Helping a Friend

If you are worried about your friend’s eating behaviors or attitudes, it is important to express your concerns in a loving and supportive way. It is also necessary to discuss your worries early on, rather than waiting until your friend has endured many of the damaging physical and emotional effects of eating disorders. In a private and relaxed setting, talk to your friend in a calm and caring way about the specific things you have seen or felt that have caused you to worry.

What Should I Say?

Set a time to talk

Set aside a time for a private, respectful meeting with your friend to discuss your concerns openly and honestly. Timing is important: find a time and place away from other distractions.

Communicate your concerns

Share your memories of specific times when you felt concerned about your friend’s eating, exercise, or purging behaviors.

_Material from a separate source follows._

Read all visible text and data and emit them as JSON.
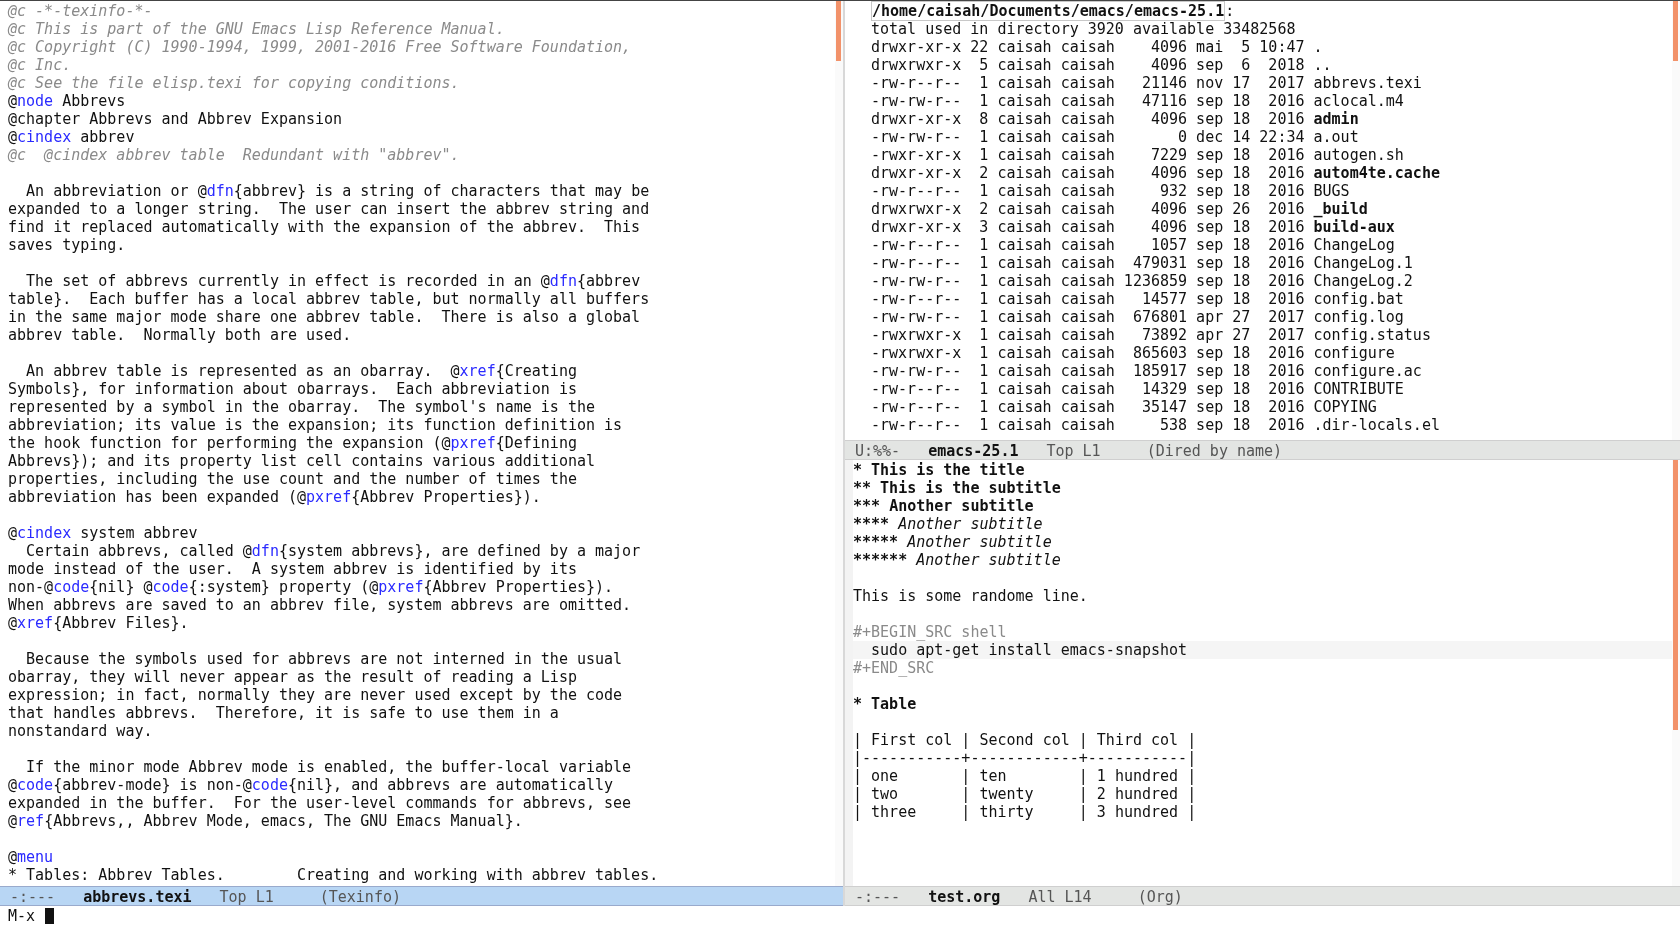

Ask your friend to explore these concerns

Ask your friend to explore these concerns with a counselor, doctor, or nutritionist who is knowledgeable about eating issues. If you feel comfortable doing so, offer to help your friend make an appointment or accompany your friend on their first visit.

Avoid conflicts or a battle

Avoid conflicts or a battle of the wills with your friend. Chances are good that your friend will deny or minimize any problems. People who are struggling with eating disorders often feel intense shame about their behaviors, especially binging or purging. Common reasons for minimizing or denying their struggles include:

  • Not wanting to burden anyone
  • Wanting to solve their problems on their own without anyone’s help
  • Fearing losing the control they feel that eating disorders provide

If your friend refuses to acknowledge their struggles, or denies that there is any reason for you to be concerned, restate your feelings of concern and caring and leave yourself open and available as a supportive listener. It may take the 57th attempt or the 109th person to express their caring for someone to be ready to seek help.

Avoid placing shame, blame, or guilt

Avoid placing shame, blame, or guilt on your friend regarding their actions or attitudes. Do not use accusatory “you” statements like, “You just need to eat.” Or, “You are acting irresponsibly.” Instead, use “I” statements. For example: “I’m concerned about you because I see you skipping meals.” Or, “I feel afraid for you when I hear you vomiting.” Also acknowledge that we are all impacted by the cultural messages to look a certain way. Share a story about your own struggles to accept your body.

Avoid giving simple solutions

For example, "If you'd just stop, then everything would be fine!" Or, “It’s not healthy for you to only eat salad.”

Express your continued support

Remind your friend that you care and want your friend to be healthy and happy.
After talking with your friend, if you are still concerned with their health and safety, find a trusted adult or medical professional to talk to. This is probably a challenging time for both of you. It could be helpful for you, as well as your friend, to discuss your concerns and seek assistance and support from a professional.

A Few Local Resources

Want More Information?

Carrie Bierck |

Community Life and Engagement Coordinator

Lori Koshork |

Counseling Center Director